Permit me a few additional remarks on the commonalities between Donald Trump (the second Jackson) and Steve Bannon in 2108 and Andrew Jackson (the first Trump) and Duff Green in 1831. As you’ll know from my recent posts, I regard Green as Bannon-like. Green was the moving force behind the United States Telegraph, a new kind of political newspaper in the 1820s and 1830s, one that featured scandal, raw sensationalism, and took careful aim on those it regarded as “establishment”-types. It was also, for a time, a virulent defender of all things Jackson.

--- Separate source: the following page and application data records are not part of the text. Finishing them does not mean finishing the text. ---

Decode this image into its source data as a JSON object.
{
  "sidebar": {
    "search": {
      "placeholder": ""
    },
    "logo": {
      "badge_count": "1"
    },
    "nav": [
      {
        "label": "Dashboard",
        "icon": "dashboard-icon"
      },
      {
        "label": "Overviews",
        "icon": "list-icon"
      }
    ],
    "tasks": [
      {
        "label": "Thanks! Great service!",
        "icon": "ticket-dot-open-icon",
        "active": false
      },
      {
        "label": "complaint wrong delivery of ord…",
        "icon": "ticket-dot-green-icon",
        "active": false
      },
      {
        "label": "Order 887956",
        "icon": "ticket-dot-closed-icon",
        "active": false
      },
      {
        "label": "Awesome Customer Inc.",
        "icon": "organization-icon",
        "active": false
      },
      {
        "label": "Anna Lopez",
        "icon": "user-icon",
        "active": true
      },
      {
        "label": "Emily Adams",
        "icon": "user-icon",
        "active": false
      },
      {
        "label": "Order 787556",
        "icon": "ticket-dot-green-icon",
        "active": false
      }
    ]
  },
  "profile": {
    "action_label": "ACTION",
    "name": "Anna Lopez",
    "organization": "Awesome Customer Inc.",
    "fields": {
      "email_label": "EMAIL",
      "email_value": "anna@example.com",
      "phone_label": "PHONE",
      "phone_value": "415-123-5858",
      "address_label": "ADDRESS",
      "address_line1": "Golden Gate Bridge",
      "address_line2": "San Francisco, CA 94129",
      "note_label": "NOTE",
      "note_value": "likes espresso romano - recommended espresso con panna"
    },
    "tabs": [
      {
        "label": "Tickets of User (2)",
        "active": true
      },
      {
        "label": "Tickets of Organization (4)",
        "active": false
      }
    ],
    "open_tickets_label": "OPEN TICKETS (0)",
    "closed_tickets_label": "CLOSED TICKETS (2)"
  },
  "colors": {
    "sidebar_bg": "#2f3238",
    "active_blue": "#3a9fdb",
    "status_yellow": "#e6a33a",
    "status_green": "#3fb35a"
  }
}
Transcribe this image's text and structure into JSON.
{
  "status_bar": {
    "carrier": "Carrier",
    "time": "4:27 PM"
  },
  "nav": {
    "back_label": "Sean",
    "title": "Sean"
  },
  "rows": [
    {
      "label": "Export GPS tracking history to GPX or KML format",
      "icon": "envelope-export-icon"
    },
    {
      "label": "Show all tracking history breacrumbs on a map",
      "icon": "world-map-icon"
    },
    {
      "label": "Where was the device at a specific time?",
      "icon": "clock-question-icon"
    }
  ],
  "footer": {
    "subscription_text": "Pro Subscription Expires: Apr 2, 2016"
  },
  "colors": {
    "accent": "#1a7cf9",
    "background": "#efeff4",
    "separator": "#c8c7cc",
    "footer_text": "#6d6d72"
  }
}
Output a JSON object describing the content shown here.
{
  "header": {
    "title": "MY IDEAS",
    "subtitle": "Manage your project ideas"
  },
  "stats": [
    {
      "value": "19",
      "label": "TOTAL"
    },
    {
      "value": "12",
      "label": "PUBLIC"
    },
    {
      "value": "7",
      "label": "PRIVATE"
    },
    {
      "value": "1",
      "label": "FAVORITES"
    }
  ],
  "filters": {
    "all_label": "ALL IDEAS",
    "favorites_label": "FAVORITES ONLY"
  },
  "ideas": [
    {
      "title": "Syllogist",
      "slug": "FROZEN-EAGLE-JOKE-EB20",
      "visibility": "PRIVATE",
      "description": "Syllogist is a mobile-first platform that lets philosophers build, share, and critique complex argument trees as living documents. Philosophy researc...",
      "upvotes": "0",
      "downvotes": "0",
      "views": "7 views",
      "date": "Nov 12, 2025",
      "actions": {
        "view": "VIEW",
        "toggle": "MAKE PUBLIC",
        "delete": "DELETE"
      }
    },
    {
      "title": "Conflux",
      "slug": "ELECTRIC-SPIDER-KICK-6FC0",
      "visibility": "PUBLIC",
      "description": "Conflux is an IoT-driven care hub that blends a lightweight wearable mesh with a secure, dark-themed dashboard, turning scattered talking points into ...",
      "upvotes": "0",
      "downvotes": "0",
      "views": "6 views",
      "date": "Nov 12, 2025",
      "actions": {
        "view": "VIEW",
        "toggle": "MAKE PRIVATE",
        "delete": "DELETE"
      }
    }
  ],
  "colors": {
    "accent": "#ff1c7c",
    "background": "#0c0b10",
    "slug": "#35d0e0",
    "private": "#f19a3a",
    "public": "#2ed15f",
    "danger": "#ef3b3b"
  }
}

Four points resonate with me on the joining of Bannon and Green. First, the role of new, or new-ish, media is critical. Both Bannon and Green take much of their status from that. They revel in that apparent power, crafting it as their own version of the outsider status associated with Jackson and Trump, respectively. Second, both Bannon and Green plant their new media platforms directly in the audiences of new political groups and the attitudes these groups possess. Furthermore along this line, they see themselves as bridges between the president and the newly-rising groups. In the fashion of pre-social medial trolls from long-ago, they guard the bridge with zeal and vigor. Third, the dispute between media outlets and the president identified with those outlets, while personal and petty, also has connections to much bigger issues. Fourth, the split comes early on, before any re-election campaign. Naturally, many important differences exist between Bannon in 2018 and Green in 1831. For me, the truly startling thing is how many similarities there are in spite of the differences.